“From what I understand, he still doesn’t want to play for the Colts, and they still don’t want to give him a long-term contract,” writes Graziano regarding Taylor’s unhappiness with his current contract situation and the Colts.
None of this should be all that surprising, as there hasn’t been any progress on a new contract between Taylor and the Colts—as Indianapolis appears unwilling to negotiate at this time given: A) Taylor is still under the last year of his rookie contract, B) has to prove that the ankle is fully healthy again, and C) show that he’s a natural fit in new head coach Shane Steichen’s offense.
There was an earlier national report that Taylor’s ankle is fully healthy and he could’ve played weeks ago—if he was actually eligible off of PUP.

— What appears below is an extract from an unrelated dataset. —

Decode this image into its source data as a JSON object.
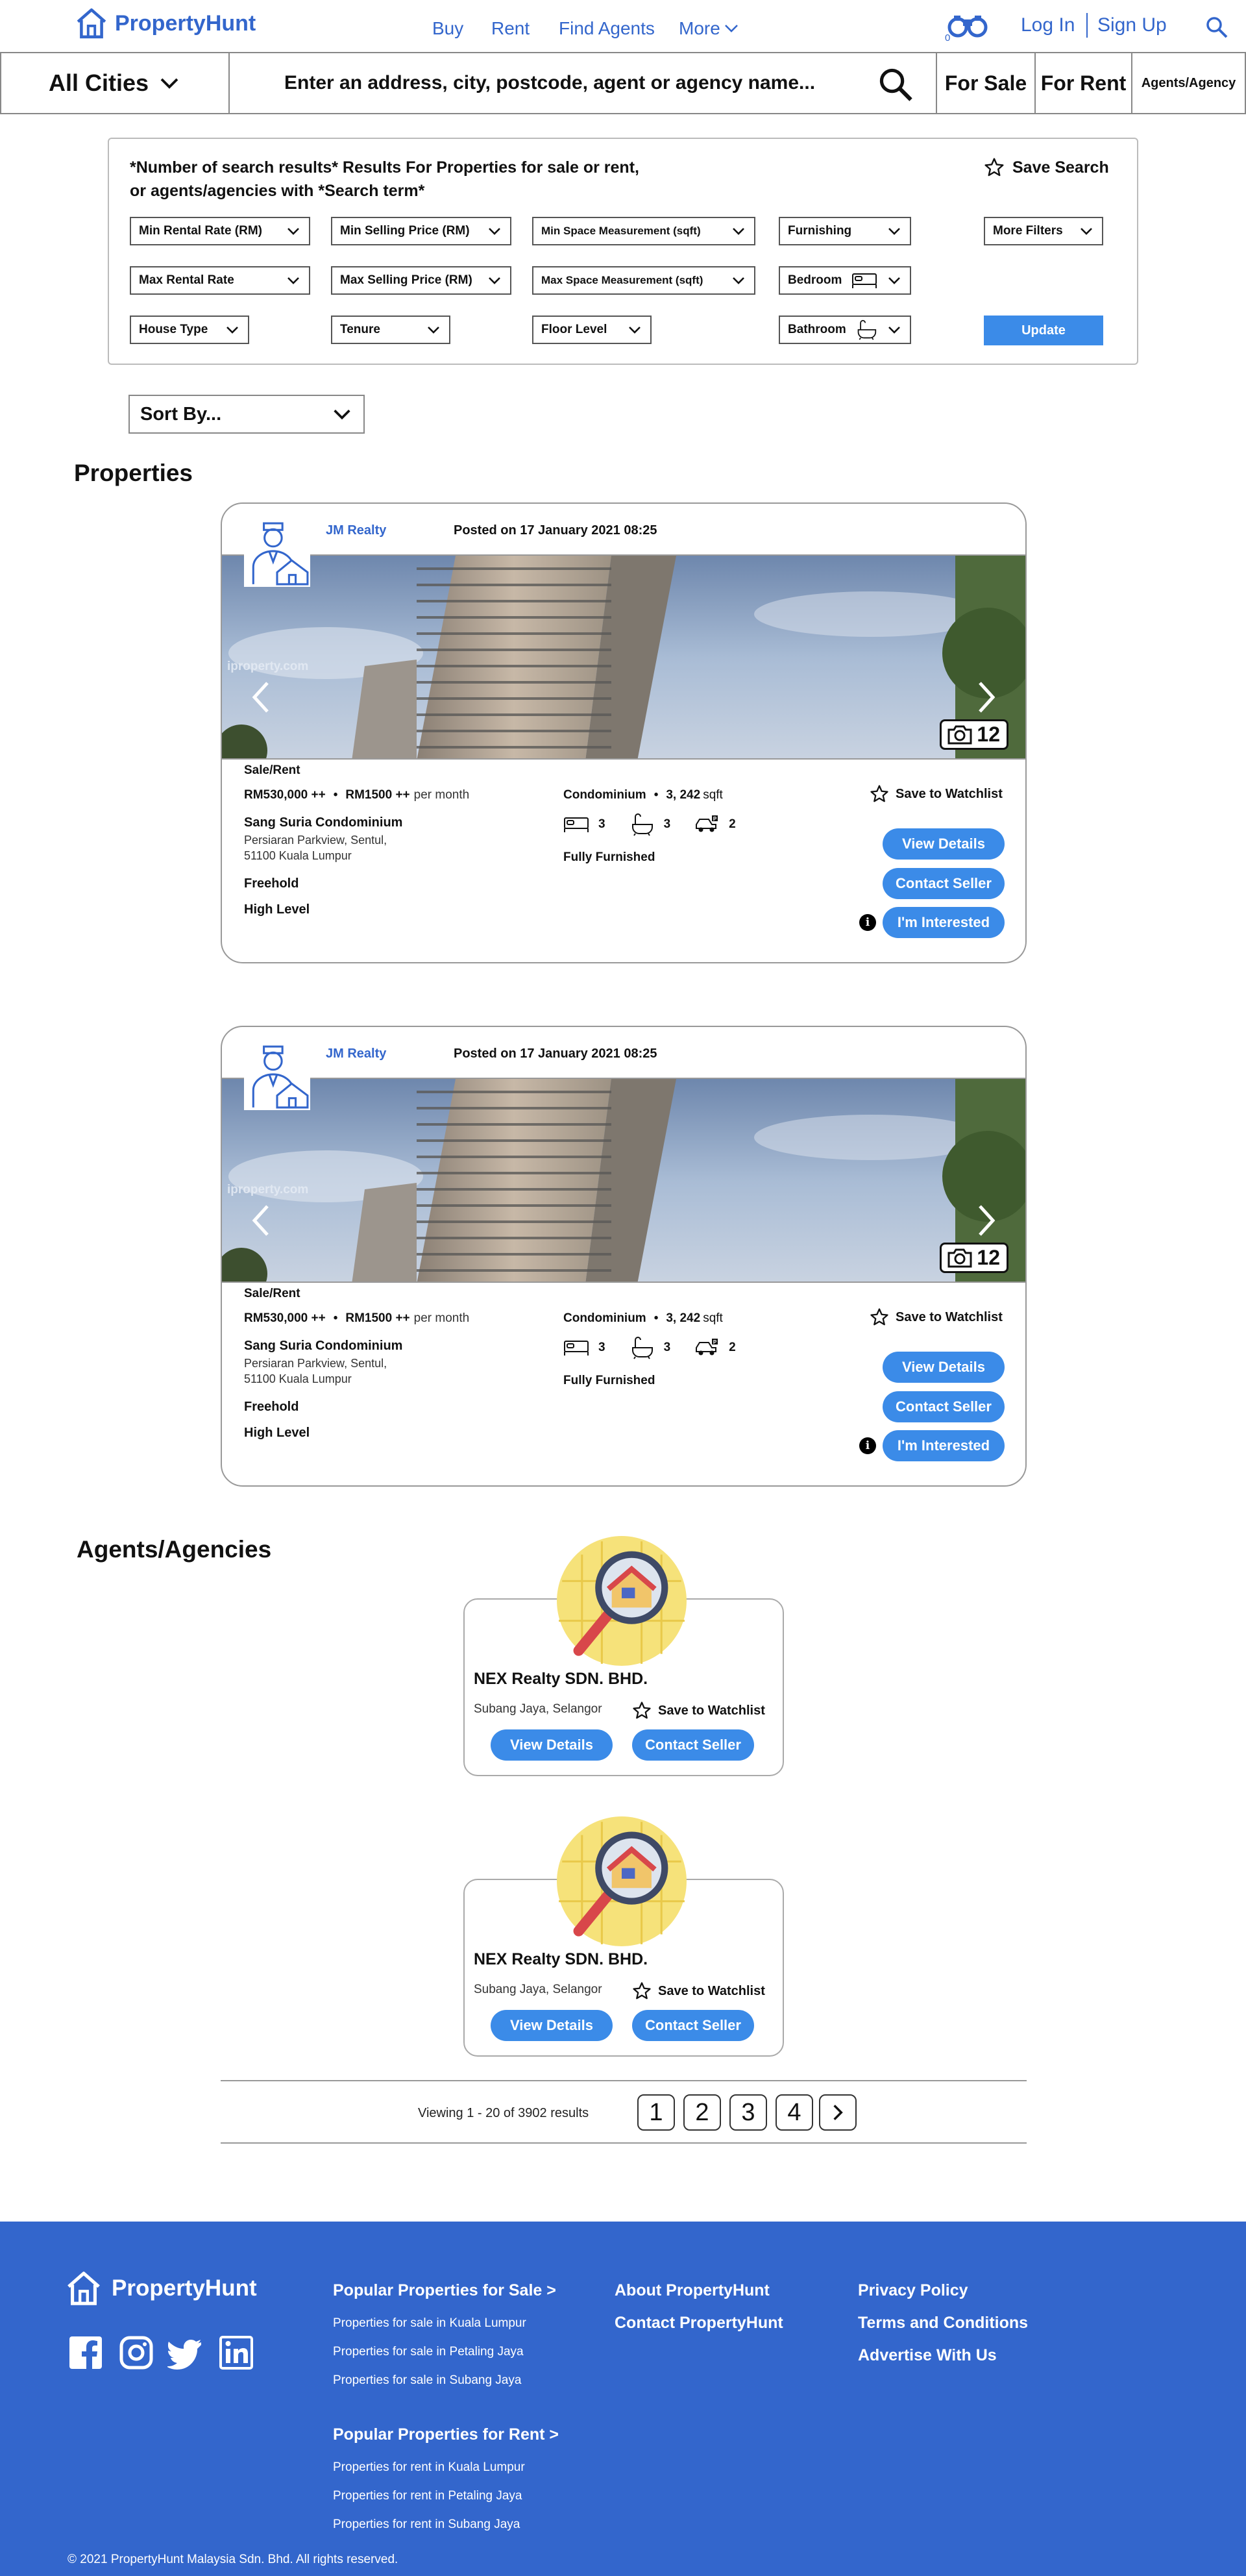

To his credit, Colts running back Zack Moss has done a commendable job in Taylor’s absence since the opener, with his reliable, hard-nosed running style—even if he lacks some of the ‘take it to the house, home run hitting’ potential that #28 offers on any given carry.
For what it’s worth, ESPN’s Jeremy Fowler chimed in that he expects Taylor to stay put—given that the acquiring team would have to surrender a ‘Day 2’ draft pick (*plus likely a lucrative multi-year contract). It also looks like Taylor would now be a luxury to the high-scoring Miami Dolphins offense right now—who at one time, looked like potentially his biggest suitor with a clear need in their backfield.
Taylor has to play at least 8 games this season for the last year of his rookie contract to toll and become a free agent—which even then, the Colts can still franchise tag him for 2024.
While Taylor wants a new contract now (especially in light of what just happened with the Cleveland Browns’ Nick Chubb injury-wise), the Colts maintain all the contract leverage, and it may be his best bet to simply play it out in Indy, be highly productive, and get paid thereafter.